WHAT YOU NEED TO DO: Please report each line of the data below that contains "columns".

Entries from a dataset of interfaces

---

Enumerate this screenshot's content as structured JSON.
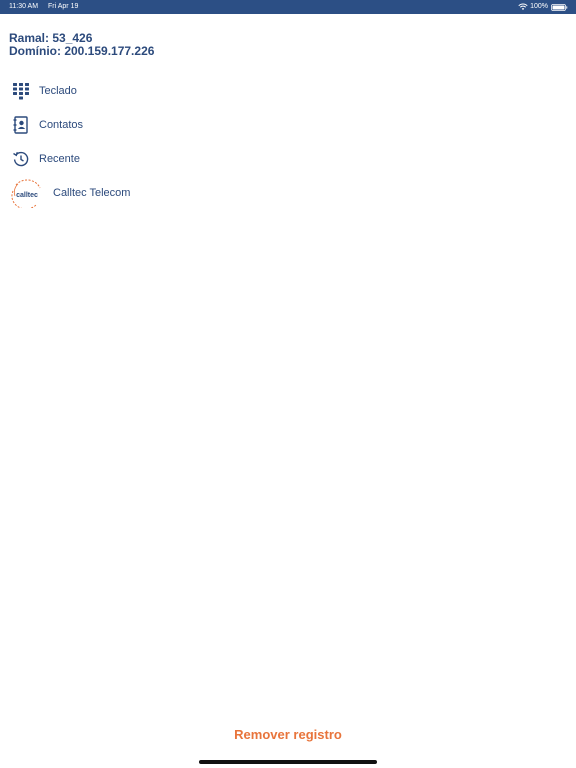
{
  "status_bar": {
    "time": "11:30 AM",
    "date": "Fri Apr 19",
    "battery": "100%"
  },
  "account": {
    "ramal": "Ramal: 53_426",
    "dominio": "Domínio: 200.159.177.226"
  },
  "menu": {
    "items": [
      {
        "label": "Teclado",
        "icon": "keypad-icon"
      },
      {
        "label": "Contatos",
        "icon": "contacts-book-icon"
      },
      {
        "label": "Recente",
        "icon": "history-clock-icon"
      },
      {
        "label": "Calltec Telecom",
        "icon": "calltec-logo"
      }
    ]
  },
  "logo_text": "calltec",
  "footer": {
    "remove_label": "Remover registro"
  },
  "colors": {
    "status_bar": "#2c4f85",
    "text_primary": "#2c4a7c",
    "accent": "#e8743b"
  }
}
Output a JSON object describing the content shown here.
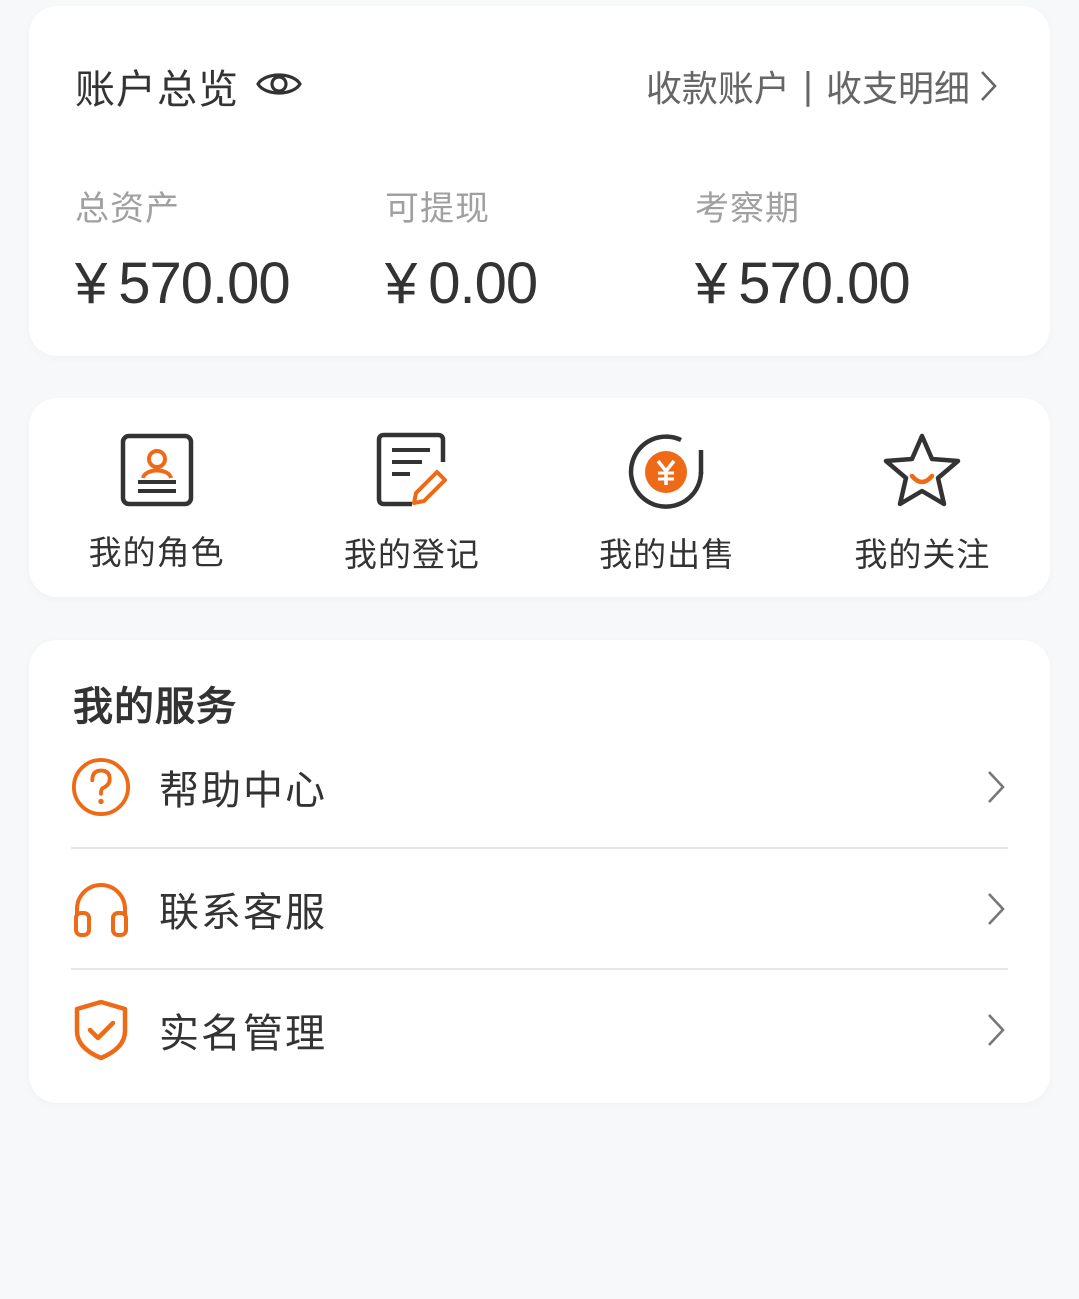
{
  "overview": {
    "title": "账户总览",
    "link_receive_account": "收款账户",
    "link_separator": "|",
    "link_statement": "收支明细",
    "stats": [
      {
        "label": "总资产",
        "currency": "¥",
        "amount": "570.00"
      },
      {
        "label": "可提现",
        "currency": "¥",
        "amount": "0.00"
      },
      {
        "label": "考察期",
        "currency": "¥",
        "amount": "570.00"
      }
    ]
  },
  "actions": [
    {
      "label": "我的角色",
      "icon": "role-card-icon"
    },
    {
      "label": "我的登记",
      "icon": "register-edit-icon"
    },
    {
      "label": "我的出售",
      "icon": "sale-yen-icon"
    },
    {
      "label": "我的关注",
      "icon": "star-icon"
    }
  ],
  "services": {
    "title": "我的服务",
    "items": [
      {
        "label": "帮助中心",
        "icon": "help-circle-icon"
      },
      {
        "label": "联系客服",
        "icon": "headset-icon"
      },
      {
        "label": "实名管理",
        "icon": "shield-check-icon"
      }
    ]
  },
  "colors": {
    "accent": "#ee6a16",
    "dark_icon": "#333333",
    "background": "#f7f8fa",
    "card": "#ffffff"
  }
}
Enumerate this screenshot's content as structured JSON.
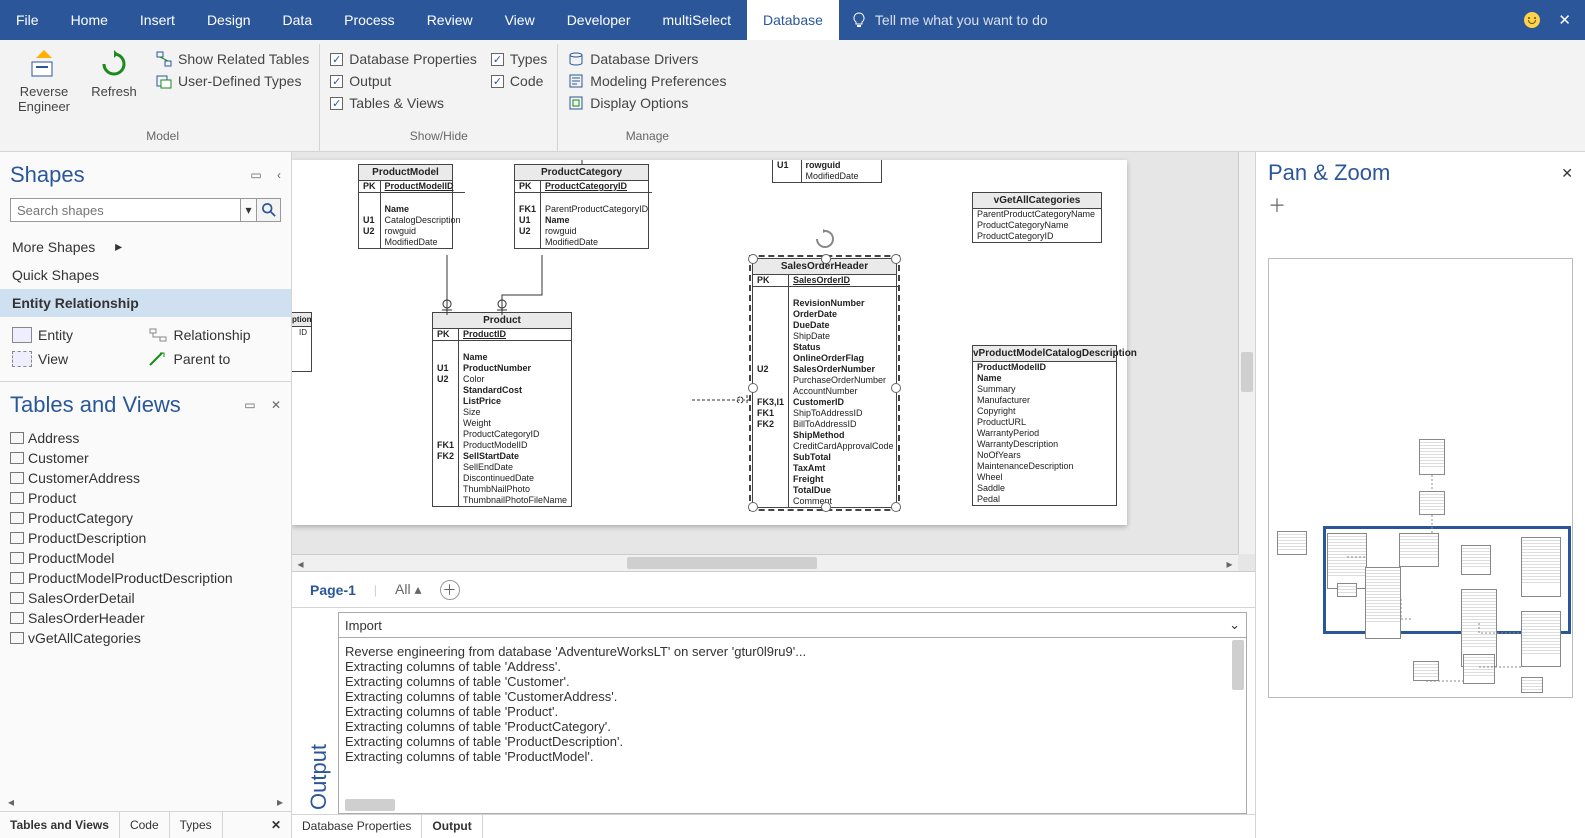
{
  "menubar": {
    "tabs": [
      "File",
      "Home",
      "Insert",
      "Design",
      "Data",
      "Process",
      "Review",
      "View",
      "Developer",
      "multiSelect",
      "Database"
    ],
    "active_index": 10,
    "tellme_placeholder": "Tell me what you want to do"
  },
  "ribbon": {
    "groups": [
      {
        "label": "Model",
        "bigbuttons": [
          {
            "label": "Reverse Engineer",
            "iconcolor": "#2b579a"
          },
          {
            "label": "Refresh",
            "iconcolor": "#1a8a1a"
          }
        ],
        "smallbuttons": [
          {
            "label": "Show Related Tables",
            "checkbox": false
          },
          {
            "label": "User-Defined Types",
            "checkbox": false
          }
        ]
      },
      {
        "label": "Show/Hide",
        "columns": [
          [
            {
              "label": "Database Properties",
              "checked": true
            },
            {
              "label": "Output",
              "checked": true
            },
            {
              "label": "Tables & Views",
              "checked": true
            }
          ],
          [
            {
              "label": "Types",
              "checked": true
            },
            {
              "label": "Code",
              "checked": true
            }
          ]
        ]
      },
      {
        "label": "Manage",
        "items": [
          {
            "label": "Database Drivers"
          },
          {
            "label": "Modeling Preferences"
          },
          {
            "label": "Display Options"
          }
        ]
      }
    ]
  },
  "shapes_panel": {
    "title": "Shapes",
    "search_placeholder": "Search shapes",
    "more": "More Shapes",
    "quick": "Quick Shapes",
    "selected_stencil": "Entity Relationship",
    "stencil_items": [
      "Entity",
      "Relationship",
      "View",
      "Parent to"
    ]
  },
  "tables_panel": {
    "title": "Tables and Views",
    "items": [
      "Address",
      "Customer",
      "CustomerAddress",
      "Product",
      "ProductCategory",
      "ProductDescription",
      "ProductModel",
      "ProductModelProductDescription",
      "SalesOrderDetail",
      "SalesOrderHeader",
      "vGetAllCategories"
    ],
    "tabs": [
      "Tables and Views",
      "Code",
      "Types"
    ]
  },
  "canvas": {
    "entities": {
      "productModel": {
        "title": "ProductModel",
        "pk": "ProductModelID",
        "keys": [
          "",
          "U1",
          "U2",
          ""
        ],
        "rows": [
          "Name",
          "CatalogDescription",
          "rowguid",
          "ModifiedDate"
        ],
        "bold": [
          true,
          false,
          false,
          false
        ]
      },
      "productCategory": {
        "title": "ProductCategory",
        "pk": "ProductCategoryID",
        "keys": [
          "FK1",
          "U1",
          "U2",
          ""
        ],
        "rows": [
          "ParentProductCategoryID",
          "Name",
          "rowguid",
          "ModifiedDate"
        ],
        "bold": [
          false,
          true,
          false,
          false
        ]
      },
      "partialTop": {
        "keys": [
          "U1",
          "",
          ""
        ],
        "rows": [
          "rowguid",
          "ModifiedDate"
        ],
        "bold": [
          true,
          false
        ]
      },
      "vGetAll": {
        "title": "vGetAllCategories",
        "rows": [
          "ParentProductCategoryName",
          "ProductCategoryName",
          "ProductCategoryID"
        ]
      },
      "product": {
        "title": "Product",
        "pk": "ProductID",
        "keys": [
          "",
          "U1",
          "U2",
          "",
          "",
          "",
          "",
          "",
          "FK1",
          "FK2",
          "",
          "",
          "",
          "",
          ""
        ],
        "rows": [
          "Name",
          "ProductNumber",
          "Color",
          "StandardCost",
          "ListPrice",
          "Size",
          "Weight",
          "ProductCategoryID",
          "ProductModelID",
          "SellStartDate",
          "SellEndDate",
          "DiscontinuedDate",
          "ThumbNailPhoto",
          "ThumbnailPhotoFileName"
        ],
        "bold": [
          true,
          true,
          false,
          true,
          true,
          false,
          false,
          false,
          false,
          true,
          false,
          false,
          false,
          false
        ]
      },
      "salesOrderHeader": {
        "title": "SalesOrderHeader",
        "pk": "SalesOrderID",
        "keys": [
          "",
          "",
          "",
          "",
          "",
          "",
          "U2",
          "",
          "",
          "FK3,I1",
          "FK1",
          "FK2",
          "",
          "",
          "",
          "",
          "",
          "",
          ""
        ],
        "rows": [
          "RevisionNumber",
          "OrderDate",
          "DueDate",
          "ShipDate",
          "Status",
          "OnlineOrderFlag",
          "SalesOrderNumber",
          "PurchaseOrderNumber",
          "AccountNumber",
          "CustomerID",
          "ShipToAddressID",
          "BillToAddressID",
          "ShipMethod",
          "CreditCardApprovalCode",
          "SubTotal",
          "TaxAmt",
          "Freight",
          "TotalDue",
          "Comment"
        ],
        "bold": [
          true,
          true,
          true,
          false,
          true,
          true,
          true,
          false,
          false,
          true,
          false,
          false,
          true,
          false,
          true,
          true,
          true,
          true,
          false
        ]
      },
      "vPMCD": {
        "title": "vProductModelCatalogDescription",
        "rows": [
          "ProductModelID",
          "Name",
          "Summary",
          "Manufacturer",
          "Copyright",
          "ProductURL",
          "WarrantyPeriod",
          "WarrantyDescription",
          "NoOfYears",
          "MaintenanceDescription",
          "Wheel",
          "Saddle",
          "Pedal"
        ],
        "bold": [
          true,
          true,
          false,
          false,
          false,
          false,
          false,
          false,
          false,
          false,
          false,
          false,
          false
        ]
      }
    }
  },
  "pagesbar": {
    "page": "Page-1",
    "all": "All"
  },
  "output": {
    "title": "Output",
    "select": "Import",
    "lines": [
      "Reverse engineering from database 'AdventureWorksLT' on server 'gtur0l9ru9'...",
      "Extracting columns of table 'Address'.",
      "Extracting columns of table 'Customer'.",
      "Extracting columns of table 'CustomerAddress'.",
      "Extracting columns of table 'Product'.",
      "Extracting columns of table 'ProductCategory'.",
      "Extracting columns of table 'ProductDescription'.",
      "Extracting columns of table 'ProductModel'."
    ]
  },
  "bottom_tabs": [
    "Database Properties",
    "Output"
  ],
  "panzoom": {
    "title": "Pan & Zoom"
  }
}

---

SOLUTION FOR THIS TASK:
        "columns": [
      "Extracting columns of table 'Address'.",
      "Extracting columns of table 'Customer'.",
      "Extracting columns of table 'CustomerAddress'.",
      "Extracting columns of table 'Product'.",
      "Extracting columns of table 'ProductCategory'.",
      "Extracting columns of table 'ProductDescription'.",
      "Extracting columns of table 'ProductModel'."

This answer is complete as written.